The oesophagus extends from the pharynx and behind the trachea to the stomach. It is a muscular tube that uses a series of contractions, known as peristalsis, to push food through into the stomach. The stomach is a hollow organ that has strong muscular walls. It holds food while it is mixed with enzymes and continuing the process of food being broken down into a usable form. The stomach secretes acid and powerful enzymes that continue the process of breaking down food.
When we eat our food it is broken down into nutrients then absorbed into the bloodstream, our body then discards the indigestible parts of the food, this process is called digestion. The oesophagus is a tube that passes through the chest and connects the mouth to the stomach. The stomach leads to the small intestine, which is a narrow long tube from which most of the food absorption into the bloodstream takes place. The reason why we need to digest our food is because we need various molecules from the food we eat. We need carbohydrates for energy; we need amino acids to build protein.
The first function of the digestive system is the intake of food; the mouth is responsible for this as this is where food enters the body. Enzymes inside the mouth serve two purposes, one is to kill bacteria and two, begin digestion. Salivary Amylase begins to breakdown starch, carbohydrate in our food. Lingual lipase is an enzyme that stays neutral in the mouth but is active when it reaches the stomach. You should note that enzymes are like tiny biochemical machines that disassemble large macromolecules like proteins, lipids carbohydrates into smaller molecules, the breakdown of these foods continue throughout the digestive system until they are ready to enter the blood stream by absorption.
Blood glucose levels drop again after eating and the Lateral hypothalamus is activated (which initiates feeding) and we become hungry and the process starts again. There are several neurotransmitters in the body which are also involved in eating regulation. Ghrelin is a hormone which is released when the stomach is empty so it triggers eating. The second most important hormone is leptin and this is released from adipocytes, and the more fat a person has the more leptin is released and it acts as a satiety signal so stops food intake. Cummings et al (2004) did a study into the effects of ghrelin on people.
Discuss the importance of teeth in human nutrition Teeth perform mechanical digestion thus increasing the surface area of food for salivary amylase to work and for the enzymes of the stomach and small intestine to work more efficiently 2. Describe how food passes through the esophagus Food is pushed down the esophagus to the stomach through the process of peristalsis. Wave-like contractions alternate between contraction and relaxation to push the food through the entire digestive tract from the esophagus through the stomach, small intestine and large intestine. 3. Why would the enzymes in your mouth not work in your stomach and the enzymes in your stomach not work in your mouth?
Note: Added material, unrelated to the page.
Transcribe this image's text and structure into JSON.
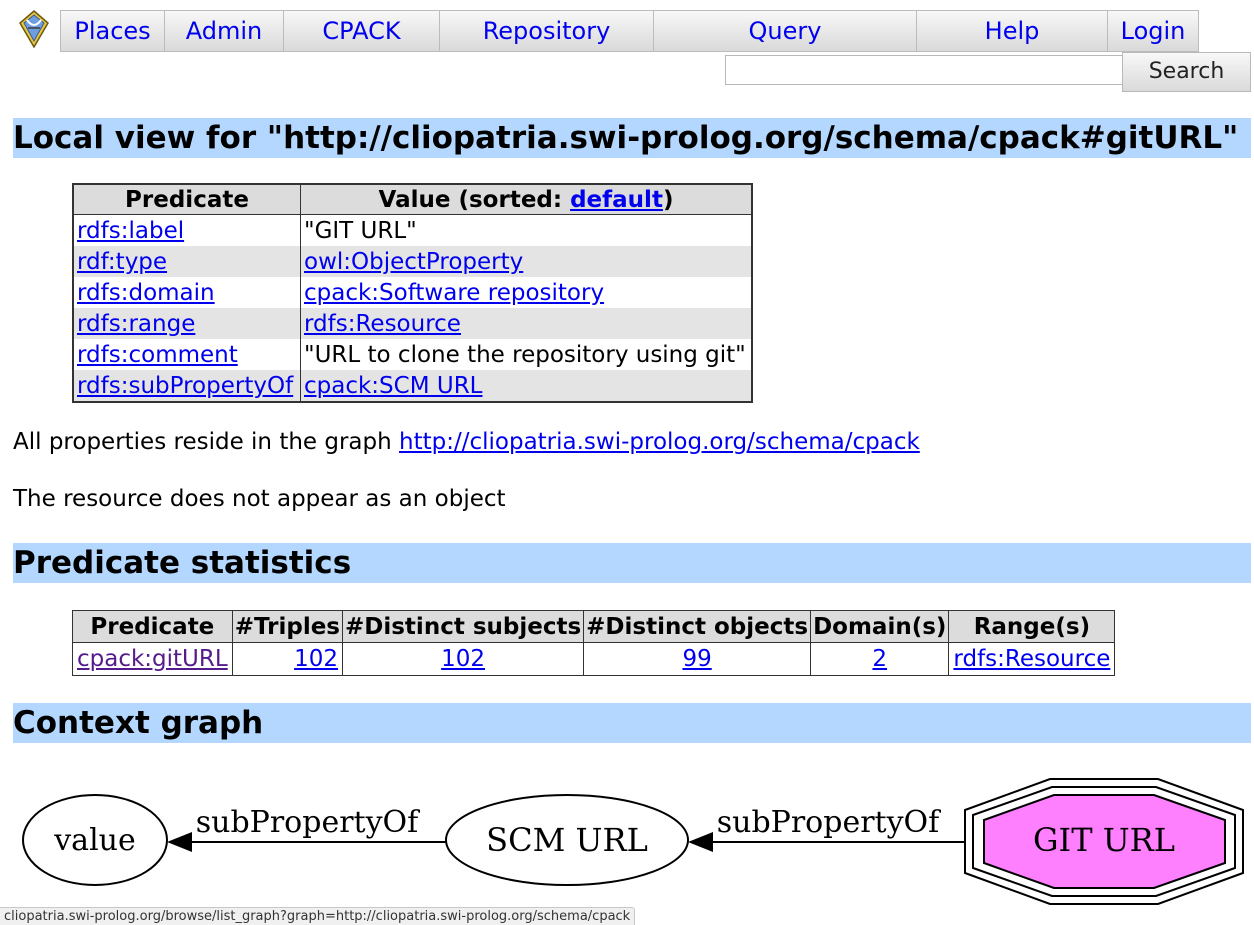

Trypsin is a serine protease found in the digestive system of many vertebrates, where it hydrolyses proteins. Trypsin is produced in the pancreas. I'm thinking as it's an enzyme, it's most likely to be denatured at high temperatures, but if the temperature is at it's optimum then it would speed the rate of reaction, in this case hydrolysis and form a greater amount of product per unit time. * Trypsin is an enzyme which breaks down protein * If Trypsin is added to milk it will break down the milk, turning it from cloudy to translucent protease enzyme that is made in the pancreas and used to digest proteins so that the body can absorb them into the blood. The pancreatic duct in people who have cystic fibrosis frequently becomes blocked, reducing or preventing the release of pancreatic enzyme into the small intestine One enzyme can be used as many times over.
Human Digestive Summary Sci 241 February 6 2015 Dr. Conner Human Digestive Summary In this essay we will explain the process it takes the human body to digest food. By discussing the following the factors which affect the amount of time it takes for foods to travel through the digestive tract. How does digestion occur in each part of the digestive tract, how protein, fats, and carbohydrates break down in the digestive system, and what foods help with the process of digestion. We must first establish the order of digestion. We have the mouth and teeth to start which include our salivary glands.
While he is chewing his food, the salivary glands will begin to produce saliva and amylase, produced by enzymes. This will in turn break down some of the carbohydrates. Also the chewing motion will break down the food and the tongue will form it into a small bolus for easy swallowing. The
It begins in the mouth, where food is taken into the body and chewed to break it into smaller pieces, then amylase – a digestive enzyme produced in the body – is added to it through human saliva. Amylase is a carbohydralase and breaks down the carbohydrates within a food. This allows the body to take some of the nutrients from the food straight away. Once the food is swallowed it enters the pharynx before it is transported to the oesophagus, the pharynx converts the food into bolus. Bolus is chewed food which had been broken down with various enzymes produced in the mouth, it is much easier to digest than food which has just been chewed.
In the body there are two main body systems one being the circulatory system and the other being the digestive system. The digestive system has four main stages these are ingestion, digestion, absorption and elimination. Ingestion starts at the mouth where the food enters the mouth and is chewed using the teeth in the mouth. The salivary glands in the mouth produce saliva which also helps to break food down and makes it easier to swallow. Once the food has been swallowed is goes down the oesophagus where the involuntary muscle movements help push the food to the stomach.